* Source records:
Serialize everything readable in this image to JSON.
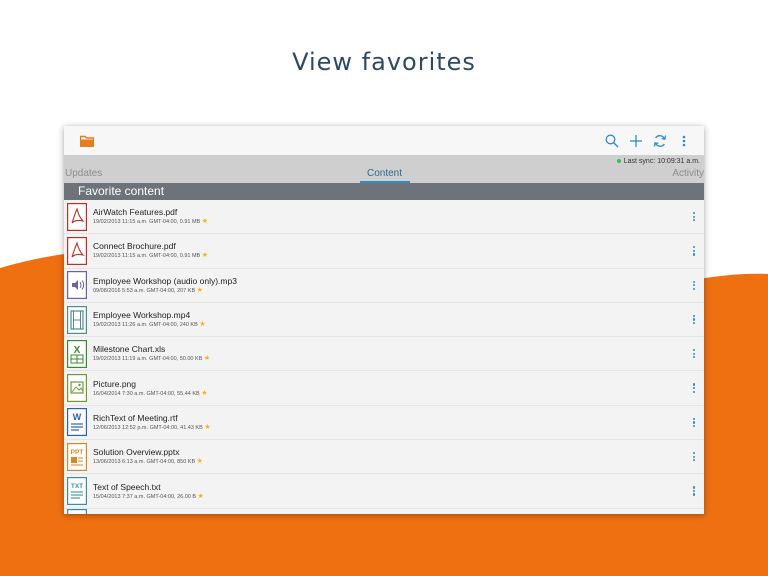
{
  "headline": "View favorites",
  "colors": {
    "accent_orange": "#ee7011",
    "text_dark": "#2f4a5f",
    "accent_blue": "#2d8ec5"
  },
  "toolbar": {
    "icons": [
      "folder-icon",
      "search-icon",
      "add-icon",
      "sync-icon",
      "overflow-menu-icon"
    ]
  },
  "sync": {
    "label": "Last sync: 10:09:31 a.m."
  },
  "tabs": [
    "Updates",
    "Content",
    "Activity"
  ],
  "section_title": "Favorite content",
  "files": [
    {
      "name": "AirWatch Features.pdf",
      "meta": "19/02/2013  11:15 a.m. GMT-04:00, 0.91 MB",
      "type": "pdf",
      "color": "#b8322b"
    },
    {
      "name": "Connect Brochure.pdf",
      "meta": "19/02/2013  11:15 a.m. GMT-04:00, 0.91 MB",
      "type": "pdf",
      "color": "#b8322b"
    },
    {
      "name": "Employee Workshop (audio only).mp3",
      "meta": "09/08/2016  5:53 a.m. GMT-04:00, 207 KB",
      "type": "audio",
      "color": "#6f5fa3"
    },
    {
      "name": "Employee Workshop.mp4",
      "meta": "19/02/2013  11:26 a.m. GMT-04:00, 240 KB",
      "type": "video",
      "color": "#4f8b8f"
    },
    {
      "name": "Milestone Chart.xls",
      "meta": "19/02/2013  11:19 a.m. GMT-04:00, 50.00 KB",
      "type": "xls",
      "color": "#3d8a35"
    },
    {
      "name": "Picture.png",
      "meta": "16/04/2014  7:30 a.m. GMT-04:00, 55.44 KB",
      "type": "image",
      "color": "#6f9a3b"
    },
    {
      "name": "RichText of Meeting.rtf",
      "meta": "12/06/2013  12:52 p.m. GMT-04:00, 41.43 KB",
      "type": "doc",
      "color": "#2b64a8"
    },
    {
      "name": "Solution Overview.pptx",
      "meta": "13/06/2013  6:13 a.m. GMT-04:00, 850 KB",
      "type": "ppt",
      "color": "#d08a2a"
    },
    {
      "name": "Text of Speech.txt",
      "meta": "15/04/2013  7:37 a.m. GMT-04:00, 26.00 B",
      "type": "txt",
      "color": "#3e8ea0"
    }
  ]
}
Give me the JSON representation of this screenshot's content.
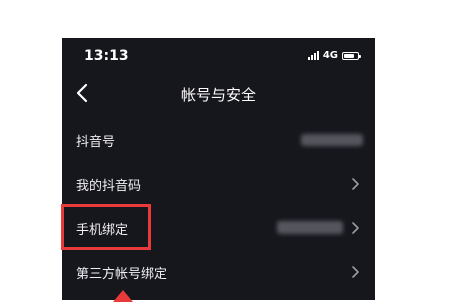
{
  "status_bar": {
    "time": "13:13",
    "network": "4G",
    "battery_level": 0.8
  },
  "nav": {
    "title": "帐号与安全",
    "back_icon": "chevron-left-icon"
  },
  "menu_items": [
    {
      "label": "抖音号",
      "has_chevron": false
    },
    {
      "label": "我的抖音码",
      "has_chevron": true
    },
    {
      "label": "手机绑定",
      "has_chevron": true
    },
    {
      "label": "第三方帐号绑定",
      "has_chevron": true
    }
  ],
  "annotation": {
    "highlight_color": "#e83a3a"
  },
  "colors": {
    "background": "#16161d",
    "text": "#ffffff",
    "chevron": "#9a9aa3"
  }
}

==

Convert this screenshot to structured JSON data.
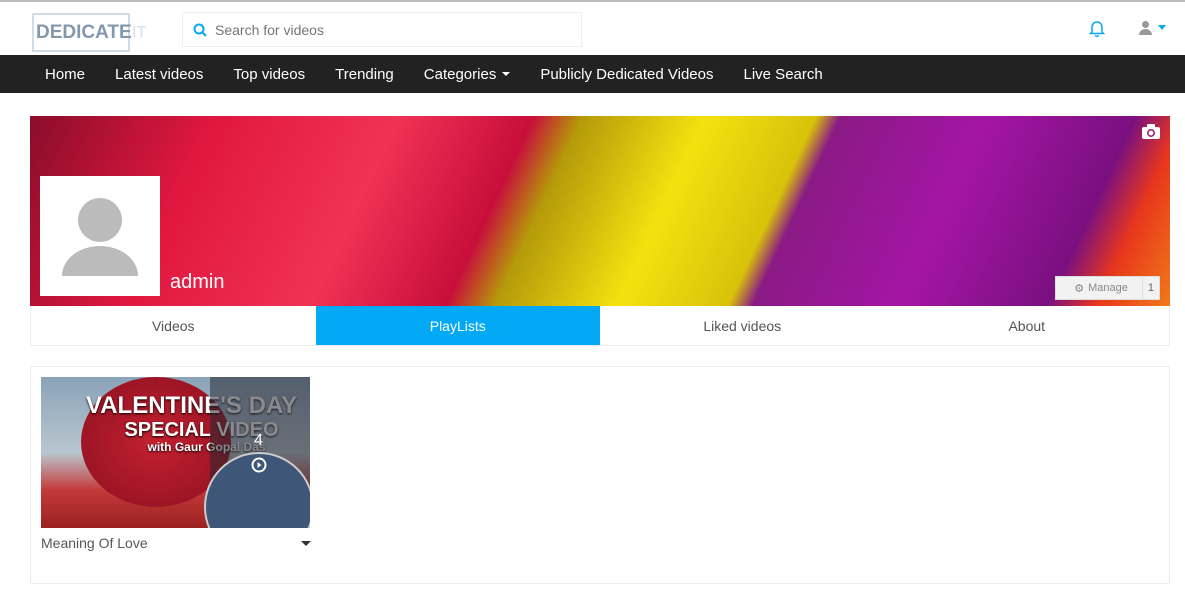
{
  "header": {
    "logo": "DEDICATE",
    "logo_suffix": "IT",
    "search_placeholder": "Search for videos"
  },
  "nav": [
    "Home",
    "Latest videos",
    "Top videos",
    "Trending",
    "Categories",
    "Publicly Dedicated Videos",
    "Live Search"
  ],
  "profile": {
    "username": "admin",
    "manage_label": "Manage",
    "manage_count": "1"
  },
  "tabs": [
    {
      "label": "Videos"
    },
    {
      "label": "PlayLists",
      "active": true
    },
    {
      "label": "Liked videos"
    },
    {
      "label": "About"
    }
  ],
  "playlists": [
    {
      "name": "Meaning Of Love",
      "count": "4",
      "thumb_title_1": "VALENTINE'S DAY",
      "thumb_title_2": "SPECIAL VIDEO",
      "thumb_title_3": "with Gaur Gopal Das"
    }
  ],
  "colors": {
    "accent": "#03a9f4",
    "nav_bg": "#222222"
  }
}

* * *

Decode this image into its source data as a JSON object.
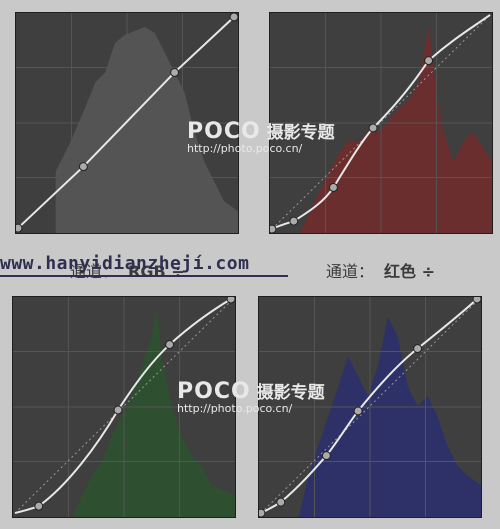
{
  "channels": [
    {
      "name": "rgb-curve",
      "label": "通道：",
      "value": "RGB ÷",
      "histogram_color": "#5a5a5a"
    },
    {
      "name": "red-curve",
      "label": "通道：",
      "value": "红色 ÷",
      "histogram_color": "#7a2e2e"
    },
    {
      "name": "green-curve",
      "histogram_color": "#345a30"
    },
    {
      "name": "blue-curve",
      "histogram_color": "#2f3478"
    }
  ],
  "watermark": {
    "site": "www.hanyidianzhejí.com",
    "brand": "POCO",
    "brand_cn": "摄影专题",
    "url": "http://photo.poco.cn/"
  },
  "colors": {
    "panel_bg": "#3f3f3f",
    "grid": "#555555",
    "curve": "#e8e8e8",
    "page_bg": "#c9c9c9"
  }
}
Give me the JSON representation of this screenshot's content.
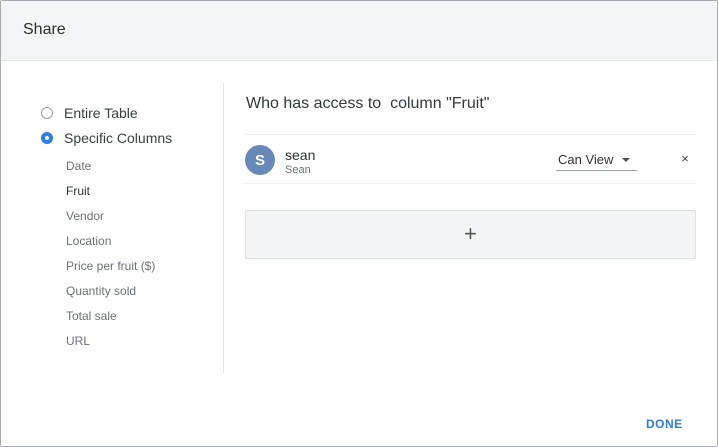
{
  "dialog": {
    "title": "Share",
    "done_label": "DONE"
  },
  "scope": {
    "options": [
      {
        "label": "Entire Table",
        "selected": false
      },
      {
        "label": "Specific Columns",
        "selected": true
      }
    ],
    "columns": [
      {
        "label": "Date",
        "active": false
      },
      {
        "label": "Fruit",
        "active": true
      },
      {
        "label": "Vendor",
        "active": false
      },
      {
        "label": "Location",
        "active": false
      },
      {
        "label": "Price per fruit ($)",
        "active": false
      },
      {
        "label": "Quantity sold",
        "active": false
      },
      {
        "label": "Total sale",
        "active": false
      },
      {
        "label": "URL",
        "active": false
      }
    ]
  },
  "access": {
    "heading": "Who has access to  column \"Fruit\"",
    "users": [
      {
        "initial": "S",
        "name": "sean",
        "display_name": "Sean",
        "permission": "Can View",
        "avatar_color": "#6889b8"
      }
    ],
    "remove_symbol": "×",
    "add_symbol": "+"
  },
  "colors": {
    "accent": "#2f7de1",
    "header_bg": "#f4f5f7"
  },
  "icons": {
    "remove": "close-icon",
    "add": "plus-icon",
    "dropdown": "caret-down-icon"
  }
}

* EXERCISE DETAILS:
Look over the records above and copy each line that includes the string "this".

* SOLVED EXERCISE:
Serialize everything readable in this image to JSON.
Give me the JSON representation of this screenshot's content.
Convert this screenshot to structured JSON data.
Decode this image into its source data as a JSON object.
Give me the JSON representation of this screenshot's content.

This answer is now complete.